**Activity**.
Go over the data and keep only the lines that include "button".
[[ Extracted entries open ]]
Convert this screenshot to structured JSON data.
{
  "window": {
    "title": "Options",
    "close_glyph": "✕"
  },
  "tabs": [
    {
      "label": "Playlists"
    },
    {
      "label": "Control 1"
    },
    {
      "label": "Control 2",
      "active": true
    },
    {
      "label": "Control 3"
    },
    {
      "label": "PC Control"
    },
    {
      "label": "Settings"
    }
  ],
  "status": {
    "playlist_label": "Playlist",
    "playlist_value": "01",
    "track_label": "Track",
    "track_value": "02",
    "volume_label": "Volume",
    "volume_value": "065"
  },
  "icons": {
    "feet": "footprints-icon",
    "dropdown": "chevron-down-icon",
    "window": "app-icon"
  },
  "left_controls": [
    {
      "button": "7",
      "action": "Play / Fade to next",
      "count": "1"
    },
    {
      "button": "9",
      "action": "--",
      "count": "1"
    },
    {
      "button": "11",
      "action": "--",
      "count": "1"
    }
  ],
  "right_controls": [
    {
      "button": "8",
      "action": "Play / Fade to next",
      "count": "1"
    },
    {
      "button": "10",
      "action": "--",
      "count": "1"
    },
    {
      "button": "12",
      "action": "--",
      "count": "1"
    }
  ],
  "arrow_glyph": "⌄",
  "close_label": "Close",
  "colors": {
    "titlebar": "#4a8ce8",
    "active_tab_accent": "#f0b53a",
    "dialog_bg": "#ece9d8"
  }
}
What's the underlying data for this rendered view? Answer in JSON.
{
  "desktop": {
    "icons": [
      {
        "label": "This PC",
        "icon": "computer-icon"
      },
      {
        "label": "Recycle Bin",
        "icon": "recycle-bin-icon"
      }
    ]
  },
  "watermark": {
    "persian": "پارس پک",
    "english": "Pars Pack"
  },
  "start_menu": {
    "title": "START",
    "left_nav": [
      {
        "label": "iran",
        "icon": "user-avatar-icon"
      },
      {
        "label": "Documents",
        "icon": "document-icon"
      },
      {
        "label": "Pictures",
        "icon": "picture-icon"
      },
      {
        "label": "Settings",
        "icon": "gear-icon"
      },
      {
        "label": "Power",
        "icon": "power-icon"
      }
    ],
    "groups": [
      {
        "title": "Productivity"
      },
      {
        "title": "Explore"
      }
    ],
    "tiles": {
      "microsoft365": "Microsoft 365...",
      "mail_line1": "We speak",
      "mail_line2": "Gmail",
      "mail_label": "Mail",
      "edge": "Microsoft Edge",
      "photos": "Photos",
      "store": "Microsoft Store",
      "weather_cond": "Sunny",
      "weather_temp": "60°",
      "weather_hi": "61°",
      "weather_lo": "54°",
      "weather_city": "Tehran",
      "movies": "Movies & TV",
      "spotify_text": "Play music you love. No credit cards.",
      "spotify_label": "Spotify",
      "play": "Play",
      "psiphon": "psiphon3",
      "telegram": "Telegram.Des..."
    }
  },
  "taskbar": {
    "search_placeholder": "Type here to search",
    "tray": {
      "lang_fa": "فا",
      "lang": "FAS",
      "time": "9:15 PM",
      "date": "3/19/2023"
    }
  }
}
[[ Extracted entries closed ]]
**Solution for this exercise**.
      "button": "7",
      "button": "9",
      "button": "11",
      "button": "8",
      "button": "10",
      "button": "12",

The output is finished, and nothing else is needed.